◆ **TASK DESCRIPTION**
Needed from the data below: all lines that contain the word "true".

◆ **DATA SECTION**
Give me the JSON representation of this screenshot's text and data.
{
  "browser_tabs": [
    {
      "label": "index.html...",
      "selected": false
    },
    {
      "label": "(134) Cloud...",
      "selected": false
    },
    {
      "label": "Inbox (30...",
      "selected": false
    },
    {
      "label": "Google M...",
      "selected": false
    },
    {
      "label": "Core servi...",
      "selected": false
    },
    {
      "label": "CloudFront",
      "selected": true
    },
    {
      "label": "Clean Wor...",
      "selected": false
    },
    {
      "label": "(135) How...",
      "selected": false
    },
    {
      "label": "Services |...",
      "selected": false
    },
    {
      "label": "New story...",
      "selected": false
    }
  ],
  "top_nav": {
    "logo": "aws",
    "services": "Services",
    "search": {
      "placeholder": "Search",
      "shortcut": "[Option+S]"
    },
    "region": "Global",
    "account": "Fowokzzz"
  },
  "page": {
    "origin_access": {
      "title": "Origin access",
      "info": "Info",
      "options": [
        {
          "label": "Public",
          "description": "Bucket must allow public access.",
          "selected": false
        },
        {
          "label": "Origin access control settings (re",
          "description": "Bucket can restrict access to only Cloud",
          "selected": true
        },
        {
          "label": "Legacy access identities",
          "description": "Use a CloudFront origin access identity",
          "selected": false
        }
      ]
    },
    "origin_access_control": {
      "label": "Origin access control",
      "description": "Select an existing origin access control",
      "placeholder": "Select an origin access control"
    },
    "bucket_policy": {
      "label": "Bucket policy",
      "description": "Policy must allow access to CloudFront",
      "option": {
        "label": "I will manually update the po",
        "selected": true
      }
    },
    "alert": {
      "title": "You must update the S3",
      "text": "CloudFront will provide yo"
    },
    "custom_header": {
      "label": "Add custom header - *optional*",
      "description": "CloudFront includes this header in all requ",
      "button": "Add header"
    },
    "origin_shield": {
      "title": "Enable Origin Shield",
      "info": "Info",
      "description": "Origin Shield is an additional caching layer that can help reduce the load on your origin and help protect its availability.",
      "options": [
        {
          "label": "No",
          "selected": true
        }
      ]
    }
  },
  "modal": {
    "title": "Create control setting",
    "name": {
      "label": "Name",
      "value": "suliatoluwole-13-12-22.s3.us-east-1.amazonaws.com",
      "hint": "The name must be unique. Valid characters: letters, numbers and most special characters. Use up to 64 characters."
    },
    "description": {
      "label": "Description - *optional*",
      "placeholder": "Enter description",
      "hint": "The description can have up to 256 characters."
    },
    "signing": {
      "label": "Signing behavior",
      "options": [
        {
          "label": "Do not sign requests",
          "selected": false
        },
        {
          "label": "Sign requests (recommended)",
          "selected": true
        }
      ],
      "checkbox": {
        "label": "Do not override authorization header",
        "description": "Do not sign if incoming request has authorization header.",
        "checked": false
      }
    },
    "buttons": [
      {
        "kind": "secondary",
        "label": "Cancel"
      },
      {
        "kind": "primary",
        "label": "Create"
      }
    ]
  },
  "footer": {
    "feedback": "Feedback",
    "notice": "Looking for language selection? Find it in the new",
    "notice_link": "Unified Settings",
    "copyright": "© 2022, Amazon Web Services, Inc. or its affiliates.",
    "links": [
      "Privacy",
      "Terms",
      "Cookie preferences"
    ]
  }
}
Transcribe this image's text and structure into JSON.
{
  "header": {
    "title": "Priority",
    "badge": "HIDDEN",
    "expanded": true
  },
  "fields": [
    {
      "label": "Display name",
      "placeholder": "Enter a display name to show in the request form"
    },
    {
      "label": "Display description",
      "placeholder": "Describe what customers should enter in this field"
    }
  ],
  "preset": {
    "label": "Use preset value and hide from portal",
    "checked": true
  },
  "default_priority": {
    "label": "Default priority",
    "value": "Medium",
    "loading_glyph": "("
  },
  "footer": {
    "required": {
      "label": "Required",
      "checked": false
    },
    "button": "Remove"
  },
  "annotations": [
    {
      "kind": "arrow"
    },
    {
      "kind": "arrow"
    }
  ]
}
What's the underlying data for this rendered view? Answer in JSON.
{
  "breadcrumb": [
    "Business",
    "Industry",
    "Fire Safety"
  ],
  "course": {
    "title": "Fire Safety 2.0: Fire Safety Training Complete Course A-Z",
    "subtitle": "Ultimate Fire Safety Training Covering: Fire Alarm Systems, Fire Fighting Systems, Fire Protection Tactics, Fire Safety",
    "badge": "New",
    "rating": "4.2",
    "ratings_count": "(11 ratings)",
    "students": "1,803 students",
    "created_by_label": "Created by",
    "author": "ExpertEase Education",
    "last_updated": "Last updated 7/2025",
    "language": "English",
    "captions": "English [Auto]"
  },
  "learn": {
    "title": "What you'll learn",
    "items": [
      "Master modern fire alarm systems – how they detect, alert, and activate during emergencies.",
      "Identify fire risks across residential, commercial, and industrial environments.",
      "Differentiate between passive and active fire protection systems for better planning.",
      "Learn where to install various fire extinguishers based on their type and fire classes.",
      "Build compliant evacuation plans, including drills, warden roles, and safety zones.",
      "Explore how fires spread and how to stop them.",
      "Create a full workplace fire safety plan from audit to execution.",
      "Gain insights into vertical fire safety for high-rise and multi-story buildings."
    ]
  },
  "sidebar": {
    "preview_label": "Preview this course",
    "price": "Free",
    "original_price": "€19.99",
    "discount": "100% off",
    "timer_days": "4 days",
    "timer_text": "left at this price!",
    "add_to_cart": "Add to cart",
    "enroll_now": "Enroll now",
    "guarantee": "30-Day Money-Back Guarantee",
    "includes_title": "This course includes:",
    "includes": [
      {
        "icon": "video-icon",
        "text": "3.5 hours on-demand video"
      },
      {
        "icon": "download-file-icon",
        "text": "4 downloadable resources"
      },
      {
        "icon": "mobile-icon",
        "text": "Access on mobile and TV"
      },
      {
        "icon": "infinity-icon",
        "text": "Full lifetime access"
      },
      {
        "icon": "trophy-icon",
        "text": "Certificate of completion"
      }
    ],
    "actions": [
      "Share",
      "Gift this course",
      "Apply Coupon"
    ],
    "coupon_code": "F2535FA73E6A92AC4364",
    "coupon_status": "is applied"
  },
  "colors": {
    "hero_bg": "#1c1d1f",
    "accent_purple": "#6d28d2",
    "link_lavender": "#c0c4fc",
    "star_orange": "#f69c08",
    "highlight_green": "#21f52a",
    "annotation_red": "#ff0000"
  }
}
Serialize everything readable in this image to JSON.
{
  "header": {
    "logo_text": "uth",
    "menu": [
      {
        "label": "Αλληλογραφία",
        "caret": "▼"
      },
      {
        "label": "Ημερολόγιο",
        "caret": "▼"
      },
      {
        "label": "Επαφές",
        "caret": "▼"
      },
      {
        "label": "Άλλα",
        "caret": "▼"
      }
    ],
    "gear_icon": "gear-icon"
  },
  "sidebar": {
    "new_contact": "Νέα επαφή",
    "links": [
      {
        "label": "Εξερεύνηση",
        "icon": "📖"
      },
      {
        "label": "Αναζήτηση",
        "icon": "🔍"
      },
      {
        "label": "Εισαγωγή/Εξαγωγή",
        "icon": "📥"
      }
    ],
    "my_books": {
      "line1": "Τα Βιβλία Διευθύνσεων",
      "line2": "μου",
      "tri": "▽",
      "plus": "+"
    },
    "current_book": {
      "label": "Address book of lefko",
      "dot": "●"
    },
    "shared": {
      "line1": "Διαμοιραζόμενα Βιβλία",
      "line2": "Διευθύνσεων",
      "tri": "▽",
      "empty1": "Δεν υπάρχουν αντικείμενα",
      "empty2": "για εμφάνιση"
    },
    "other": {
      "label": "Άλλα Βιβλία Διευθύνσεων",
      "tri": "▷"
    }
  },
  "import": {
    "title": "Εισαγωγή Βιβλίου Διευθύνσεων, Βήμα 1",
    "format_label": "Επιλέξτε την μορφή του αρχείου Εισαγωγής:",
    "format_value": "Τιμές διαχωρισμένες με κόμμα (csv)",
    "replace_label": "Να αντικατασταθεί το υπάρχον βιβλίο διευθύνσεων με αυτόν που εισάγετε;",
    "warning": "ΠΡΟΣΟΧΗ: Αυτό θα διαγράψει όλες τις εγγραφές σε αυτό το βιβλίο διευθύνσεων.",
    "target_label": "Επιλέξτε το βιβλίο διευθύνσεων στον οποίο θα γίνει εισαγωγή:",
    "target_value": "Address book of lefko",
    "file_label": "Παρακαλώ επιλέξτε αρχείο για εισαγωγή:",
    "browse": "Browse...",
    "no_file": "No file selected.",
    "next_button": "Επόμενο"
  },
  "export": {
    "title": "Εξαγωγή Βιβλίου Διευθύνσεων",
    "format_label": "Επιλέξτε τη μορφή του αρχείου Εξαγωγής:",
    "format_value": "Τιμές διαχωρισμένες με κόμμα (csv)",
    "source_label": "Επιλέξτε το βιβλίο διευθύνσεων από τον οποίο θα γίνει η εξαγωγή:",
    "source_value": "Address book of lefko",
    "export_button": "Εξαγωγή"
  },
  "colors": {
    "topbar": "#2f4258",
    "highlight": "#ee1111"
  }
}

◆ **ANSWER BOX**
      "selected": true
          "selected": true
        "selected": true
          "selected": true
          "selected": true
    "expanded": true
    "checked": true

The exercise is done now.